Skip Marley brings the love. He spent his childhood steeped in his grandfather Bob’s music, picked up a guitar at age thirteen, and sang with uncle Ziggy Marley in front of thousands at seventeen. His reggae resume is stacked, to say the least.
Yet Skip is re-inventing his family’s legacy for the twenty-first century. He’s collaborating with Katy Perry, undergirding his tunes with poppy builds, and infusing his reggae-style vocals with youth and political passion.
CONVICTS caught up with Skip after his recent show at Public Arts. We got his word on the importance of family, hitting his creative flow, and the special social power of music.
Hey Skip. To start, can you tell us what music means to you?
Music is many things. Music is what I use to make the world better. Music conveys feelings. Feelings can be easily expressed through music.
Talk to me about when and what was your first introduction to music?
When I first picked it up I was about thirteen years old. Prior to that I was playing piano, but didn’t pick up the guitar. Tried one time but I couldn’t play.
What about song writing?
Shortly after that, I’d say like two years after that.
Do you remember where you were when you wrote your first song?
Yeah.

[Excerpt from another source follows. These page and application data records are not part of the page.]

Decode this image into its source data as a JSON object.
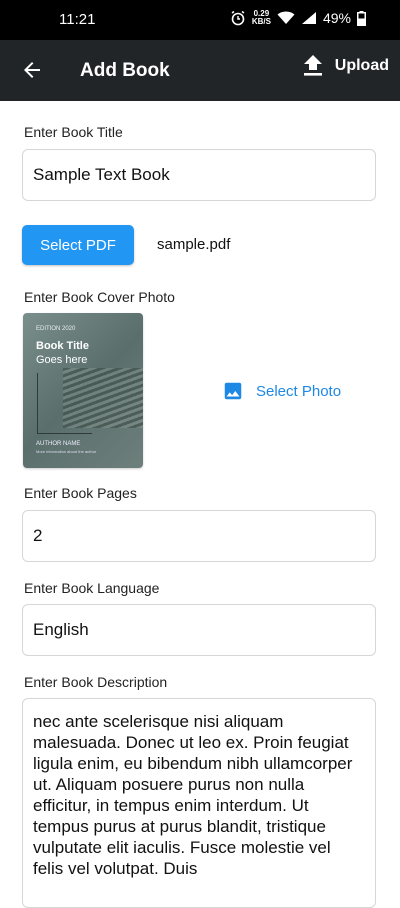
{
  "status_bar": {
    "time": "11:21",
    "speed_value": "0.29",
    "speed_unit": "KB/S",
    "battery": "49%"
  },
  "app_bar": {
    "title": "Add Book",
    "upload_label": "Upload"
  },
  "form": {
    "title_label": "Enter Book Title",
    "title_value": "Sample Text Book",
    "select_pdf_label": "Select PDF",
    "pdf_filename": "sample.pdf",
    "cover_label": "Enter Book Cover Photo",
    "cover_image": {
      "edition": "EDITION 2020",
      "book_title": "Book Title",
      "subtitle": "Goes here",
      "author": "AUTHOR NAME",
      "author_info": "More information about the author"
    },
    "select_photo_label": "Select Photo",
    "pages_label": "Enter Book Pages",
    "pages_value": "2",
    "language_label": "Enter Book Language",
    "language_value": "English",
    "description_label": "Enter Book Description",
    "description_value": "nec ante scelerisque nisi aliquam malesuada. Donec ut leo ex. Proin feugiat ligula enim, eu bibendum nibh ullamcorper ut. Aliquam posuere purus non nulla efficitur, in tempus enim interdum. Ut tempus purus at purus blandit, tristique vulputate elit iaculis. Fusce molestie vel felis vel volutpat. Duis"
  },
  "colors": {
    "app_bar": "#212528",
    "accent": "#2196f3",
    "link": "#1e88e5"
  },
  "icons": [
    "back-arrow-icon",
    "upload-icon",
    "image-icon",
    "alarm-icon",
    "wifi-icon",
    "signal-icon",
    "battery-icon"
  ]
}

It was something I’ve never felt before. After doing that, I always thought, ‘How do you write a song? How does it create itself?’. One day, I was just playing guitar and some words just started coming down.
What ignites your songwriting creativity? Is it a word, is it a feeling, is it an experience?
I feel like it’s all of those actually. And emotion.
How different is it writing the songs versus performing them?
It’s a totally different experience.
How was the New York show?
The New York show was nice, it was good to finally play again in NYC.
Do you feel involved in New York, standing up there performing for the city like that?
Of course, because it’s all the culture in the crowd. I’m here for that message, that feeling of love. I really love being in New York. I wish I could actually sit back and look at it. Look at myself and look at the crowd and see how people actually react.
Do you think you would judge yourself, or do you think you’d be happy about it?
Judge myself! Nah, but both. I’d watch myself and be very critical of what I do, so I’d probably watch myself and then adapt.
Talk about your creative process, especially in recording. Who do you surround yourself with when you’re in a creative mode?
Friends,’cause sometimes I’ll be writing and it could be around my family or other people or other writers. I just feed off of their energies and vice versa. It’s the connection and flow. We just start, and then it’s a downhill ride.
What’re you looking to do with your music?
Help people in some way.
What were early influences or early sounds you heard around the house?
Well, most songs were either my grandfather or Ziggy Marley. That was really the only thing.
Are you influenced by other music?
You’re still quite young, what’re you looking to learn moving forward in your music career?
Many things. There’s a whole other aspect of music I’d like to hear. Perfection is in my craft. I want to polish it and learn and take it in from elders and others. Learn and grow.
How do you want people to take in your music? How do you want them to react when they’re in a room listening to your music?
I want them to understand what I’m trying to convey, to feel the feeling. I want people to be able to apply what I’m saying to their daily lives, how they treat people, how they live…
What are you feeling now before a show? What do you do?
Tell me about that, how often are you playing now?
Everyday. I sing everyday. I find a guitar, I find a keyboard or some type of thing and make up songs, create things.
How do you relax?
I relax many ways. I run, I work out, I play sports, watch a movie, joke. I love laughing. I love making jokes. I love being the funny guy sometimes.
What’s your favorite song?
It’d have to be one of my grandpa’s. I can’t pick. I’ve gotten that question before. I can’t really pick, my grandfather is my favorite artist of course and I’ve studied him and I’ve studied him and I’ve studied him.
Do you feel like you’d be doing him a disservice by choosing just one song?
Yeah, because all of them are my favorites, so I don’t want to be like ‘Oh, just this one.’ They’re all great in their own way. That’s the thing about music. All music is great in it’s own way, it’s an expression in its own unique way.
Where are you headed to after here?
Miami. Chill out for a while.
How does it feel going home?
It feels good to see my grandmother, my family. Chill out for a sec.
How important is family to you?
The most important. That’s how I was raised.
Right on Skip. Thanks for the chat and best of luck.